:: What is needed ::
Nothing but the images should be left out when the entries are restated word for word.

Material for the task START

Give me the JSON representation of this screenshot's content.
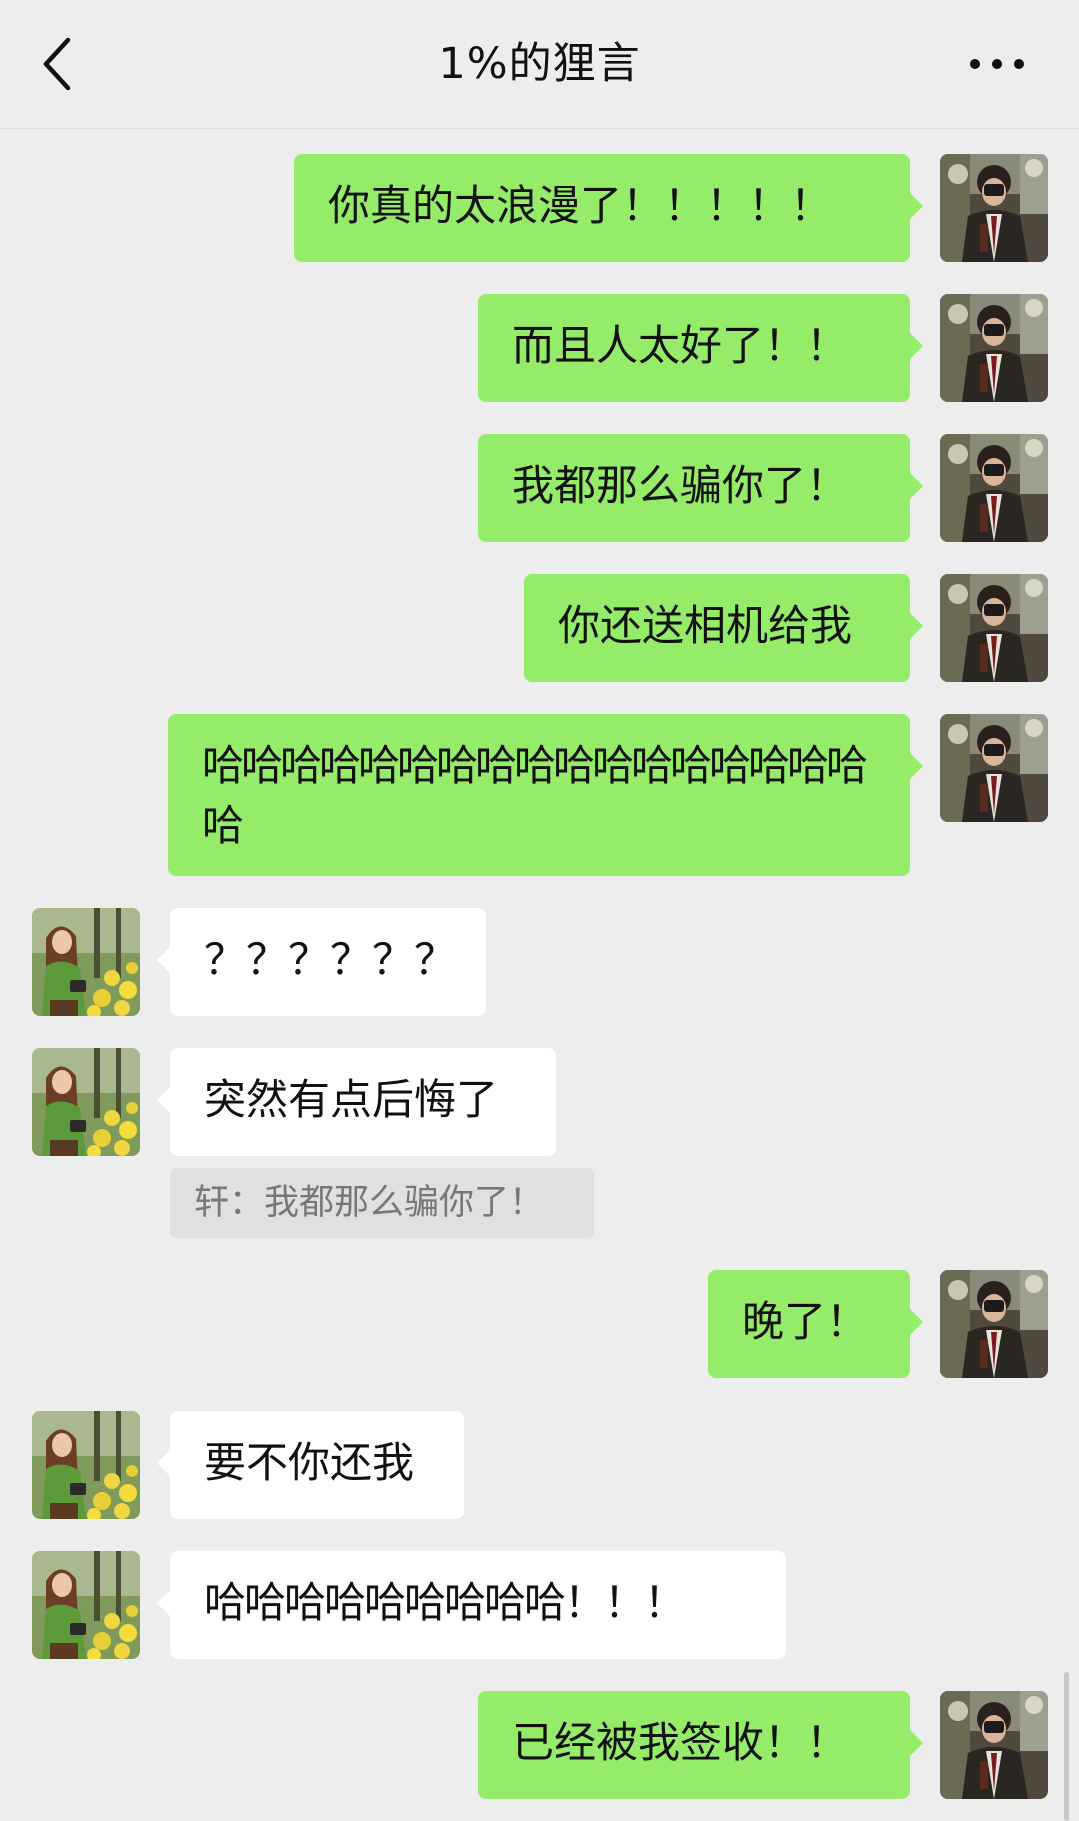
{
  "header": {
    "title": "1%的狸言"
  },
  "messages": [
    {
      "from": "me",
      "text": "你真的太浪漫了！！！！！"
    },
    {
      "from": "me",
      "text": "而且人太好了！！"
    },
    {
      "from": "me",
      "text": "我都那么骗你了！"
    },
    {
      "from": "me",
      "text": "你还送相机给我"
    },
    {
      "from": "me",
      "text": "哈哈哈哈哈哈哈哈哈哈哈哈哈哈哈哈哈哈"
    },
    {
      "from": "them",
      "text": "？？？？？？"
    },
    {
      "from": "them",
      "text": "突然有点后悔了",
      "quote": "轩：我都那么骗你了！"
    },
    {
      "from": "me",
      "text": "晚了！"
    },
    {
      "from": "them",
      "text": "要不你还我"
    },
    {
      "from": "them",
      "text": "哈哈哈哈哈哈哈哈哈！！！"
    },
    {
      "from": "me",
      "text": "已经被我签收！！"
    }
  ],
  "colors": {
    "me_bubble": "#95ec69",
    "them_bubble": "#ffffff",
    "background": "#ededed"
  }
}
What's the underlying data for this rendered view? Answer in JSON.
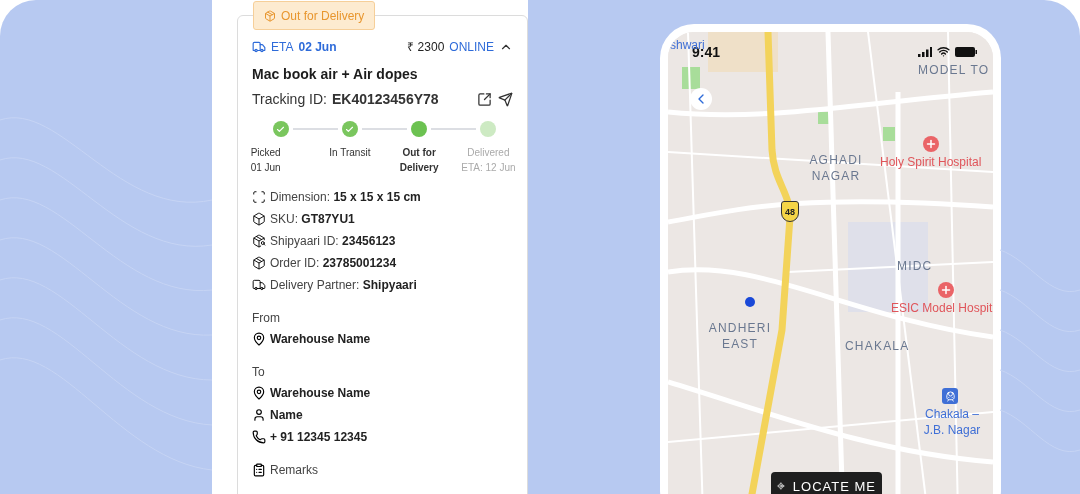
{
  "status_badge": "Out for Delivery",
  "shipment": {
    "eta_label": "ETA",
    "eta_date": "02 Jun",
    "amount": "₹ 2300",
    "payment_mode": "ONLINE",
    "expanded": true,
    "title": "Mac book air + Air dopes",
    "tracking_label": "Tracking ID:",
    "tracking_id": "EK40123456Y78"
  },
  "steps": [
    {
      "label": "Picked",
      "sub": "01 Jun",
      "completed": true,
      "current": false
    },
    {
      "label": "In Transit",
      "completed": true,
      "current": false
    },
    {
      "label": "Out for Delivery",
      "completed": false,
      "current": true
    },
    {
      "label": "Delivered",
      "sub": "ETA: 12 Jun",
      "completed": false,
      "current": false
    }
  ],
  "details": [
    {
      "kind": "dimension",
      "label": "Dimension:",
      "value": "15 x 15 x 15 cm"
    },
    {
      "kind": "sku",
      "label": "SKU:",
      "value": "GT87YU1"
    },
    {
      "kind": "shipyaari",
      "label": "Shipyaari ID:",
      "value": "23456123"
    },
    {
      "kind": "order",
      "label": "Order ID:",
      "value": "23785001234"
    },
    {
      "kind": "partner",
      "label": "Delivery Partner:",
      "value": "Shipyaari"
    }
  ],
  "from": {
    "heading": "From",
    "address": "Warehouse Name"
  },
  "to": {
    "heading": "To",
    "address": "Warehouse Name",
    "name": "Name",
    "phone": "+ 91 12345 12345"
  },
  "remarks": "Remarks",
  "map": {
    "time": "9:41",
    "highway": "48",
    "button": "LOCATE ME",
    "labels": [
      {
        "kind": "edge",
        "text": "shwari"
      },
      {
        "kind": "area",
        "text": "MODEL TO"
      },
      {
        "kind": "area",
        "text": "AGHADI NAGAR"
      },
      {
        "kind": "hospital",
        "text": "Holy Spirit Hospital"
      },
      {
        "kind": "area",
        "text": "MIDC"
      },
      {
        "kind": "hospital",
        "text": "ESIC Model Hospit"
      },
      {
        "kind": "area",
        "text": "ANDHERI EAST"
      },
      {
        "kind": "area",
        "text": "CHAKALA"
      },
      {
        "kind": "station",
        "text": "Chakala – J.B. Nagar"
      }
    ]
  }
}
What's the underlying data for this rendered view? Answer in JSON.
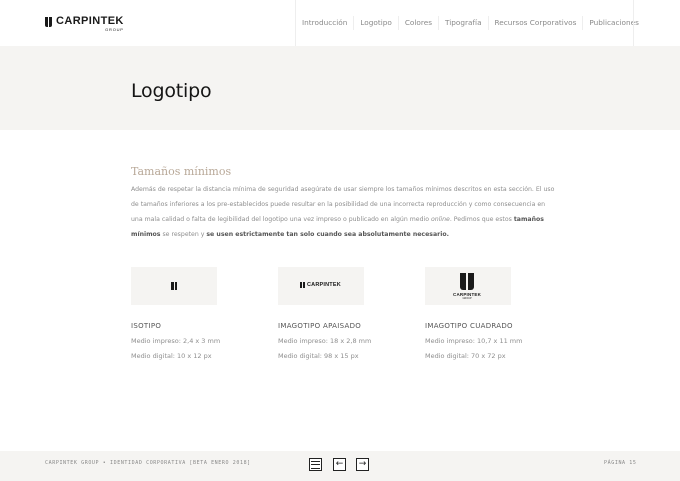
{
  "header": {
    "brand_name": "CARPINTEK",
    "brand_sub": "GROUP",
    "nav": [
      "Introducción",
      "Logotipo",
      "Colores",
      "Tipografía",
      "Recursos Corporativos",
      "Publicaciones"
    ]
  },
  "hero": {
    "title": "Logotipo"
  },
  "section": {
    "title": "Tamaños mínimos",
    "p1": "Además de respetar la distancia mínima de seguridad asegúrate de usar siempre los tamaños mínimos descritos en esta sección. El uso de tamaños inferiores a los pre-establecidos puede resultar en la posibilidad de una incorrecta reproducción y como consecuencia en una mala calidad o falta de legibilidad del logotipo una vez impreso o publicado en algún medio ",
    "p1_em": "online",
    "p1_tail": ". Pedimos que estos ",
    "p1_bold1": "tamaños mínimos",
    "p1_mid": " se respeten y ",
    "p1_bold2": "se usen estrictamente tan solo cuando sea absolutamente necesario."
  },
  "cards": [
    {
      "title": "ISOTIPO",
      "print": "Medio impreso: 2,4 x 3 mm",
      "digital": "Medio digital: 10 x 12 px"
    },
    {
      "title": "IMAGOTIPO APAISADO",
      "print": "Medio impreso: 18 x 2,8 mm",
      "digital": "Medio digital: 98 x 15 px",
      "logo_text": "CARPINTEK"
    },
    {
      "title": "IMAGOTIPO CUADRADO",
      "print": "Medio impreso: 10,7 x 11 mm",
      "digital": "Medio digital: 70 x 72 px",
      "logo_text": "CARPINTEK",
      "logo_sub": "GROUP"
    }
  ],
  "footer": {
    "left": "CARPINTEK GROUP • IDENTIDAD CORPORATIVA [BETA ENERO 2018]",
    "right": "PÁGINA 15",
    "prev_icon": "arrow-left-icon",
    "next_icon": "arrow-right-icon",
    "index_icon": "list-icon"
  }
}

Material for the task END

:: Result ::
Give me the JSON representation of this screenshot's content.
{
  "header": {
    "title": "1%的狸言"
  },
  "messages": [
    {
      "from": "me",
      "text": "你真的太浪漫了！！！！！"
    },
    {
      "from": "me",
      "text": "而且人太好了！！"
    },
    {
      "from": "me",
      "text": "我都那么骗你了！"
    },
    {
      "from": "me",
      "text": "你还送相机给我"
    },
    {
      "from": "me",
      "text": "哈哈哈哈哈哈哈哈哈哈哈哈哈哈哈哈哈哈"
    },
    {
      "from": "them",
      "text": "？？？？？？"
    },
    {
      "from": "them",
      "text": "突然有点后悔了",
      "quote": "轩：我都那么骗你了！"
    },
    {
      "from": "me",
      "text": "晚了！"
    },
    {
      "from": "them",
      "text": "要不你还我"
    },
    {
      "from": "them",
      "text": "哈哈哈哈哈哈哈哈哈！！！"
    },
    {
      "from": "me",
      "text": "已经被我签收！！"
    }
  ],
  "colors": {
    "me_bubble": "#95ec69",
    "them_bubble": "#ffffff",
    "background": "#ededed"
  }
}
What's the underlying data for this rendered view? Answer in JSON.
{
  "status_badge": "Out for Delivery",
  "shipment": {
    "eta_label": "ETA",
    "eta_date": "02 Jun",
    "amount": "₹ 2300",
    "payment_mode": "ONLINE",
    "expanded": true,
    "title": "Mac book air + Air dopes",
    "tracking_label": "Tracking ID:",
    "tracking_id": "EK40123456Y78"
  },
  "steps": [
    {
      "label": "Picked",
      "sub": "01 Jun",
      "completed": true,
      "current": false
    },
    {
      "label": "In Transit",
      "completed": true,
      "current": false
    },
    {
      "label": "Out for Delivery",
      "completed": false,
      "current": true
    },
    {
      "label": "Delivered",
      "sub": "ETA: 12 Jun",
      "completed": false,
      "current": false
    }
  ],
  "details": [
    {
      "kind": "dimension",
      "label": "Dimension:",
      "value": "15 x 15 x 15 cm"
    },
    {
      "kind": "sku",
      "label": "SKU:",
      "value": "GT87YU1"
    },
    {
      "kind": "shipyaari",
      "label": "Shipyaari ID:",
      "value": "23456123"
    },
    {
      "kind": "order",
      "label": "Order ID:",
      "value": "23785001234"
    },
    {
      "kind": "partner",
      "label": "Delivery Partner:",
      "value": "Shipyaari"
    }
  ],
  "from": {
    "heading": "From",
    "address": "Warehouse Name"
  },
  "to": {
    "heading": "To",
    "address": "Warehouse Name",
    "name": "Name",
    "phone": "+ 91 12345 12345"
  },
  "remarks": "Remarks",
  "map": {
    "time": "9:41",
    "highway": "48",
    "button": "LOCATE ME",
    "labels": [
      {
        "kind": "edge",
        "text": "shwari"
      },
      {
        "kind": "area",
        "text": "MODEL TO"
      },
      {
        "kind": "area",
        "text": "AGHADI NAGAR"
      },
      {
        "kind": "hospital",
        "text": "Holy Spirit Hospital"
      },
      {
        "kind": "area",
        "text": "MIDC"
      },
      {
        "kind": "hospital",
        "text": "ESIC Model Hospit"
      },
      {
        "kind": "area",
        "text": "ANDHERI EAST"
      },
      {
        "kind": "area",
        "text": "CHAKALA"
      },
      {
        "kind": "station",
        "text": "Chakala – J.B. Nagar"
      }
    ]
  }
}
What's the underlying data for this rendered view? Answer in JSON.
{
  "header": {
    "brand_name": "CARPINTEK",
    "brand_sub": "GROUP",
    "nav": [
      "Introducción",
      "Logotipo",
      "Colores",
      "Tipografía",
      "Recursos Corporativos",
      "Publicaciones"
    ]
  },
  "hero": {
    "title": "Logotipo"
  },
  "section": {
    "title": "Tamaños mínimos",
    "p1": "Además de respetar la distancia mínima de seguridad asegúrate de usar siempre los tamaños mínimos descritos en esta sección. El uso de tamaños inferiores a los pre-establecidos puede resultar en la posibilidad de una incorrecta reproducción y como consecuencia en una mala calidad o falta de legibilidad del logotipo una vez impreso o publicado en algún medio ",
    "p1_em": "online",
    "p1_tail": ". Pedimos que estos ",
    "p1_bold1": "tamaños mínimos",
    "p1_mid": " se respeten y ",
    "p1_bold2": "se usen estrictamente tan solo cuando sea absolutamente necesario."
  },
  "cards": [
    {
      "title": "ISOTIPO",
      "print": "Medio impreso: 2,4 x 3 mm",
      "digital": "Medio digital: 10 x 12 px"
    },
    {
      "title": "IMAGOTIPO APAISADO",
      "print": "Medio impreso: 18 x 2,8 mm",
      "digital": "Medio digital: 98 x 15 px",
      "logo_text": "CARPINTEK"
    },
    {
      "title": "IMAGOTIPO CUADRADO",
      "print": "Medio impreso: 10,7 x 11 mm",
      "digital": "Medio digital: 70 x 72 px",
      "logo_text": "CARPINTEK",
      "logo_sub": "GROUP"
    }
  ],
  "footer": {
    "left": "CARPINTEK GROUP • IDENTIDAD CORPORATIVA [BETA ENERO 2018]",
    "right": "PÁGINA 15",
    "prev_icon": "arrow-left-icon",
    "next_icon": "arrow-right-icon",
    "index_icon": "list-icon"
  }
}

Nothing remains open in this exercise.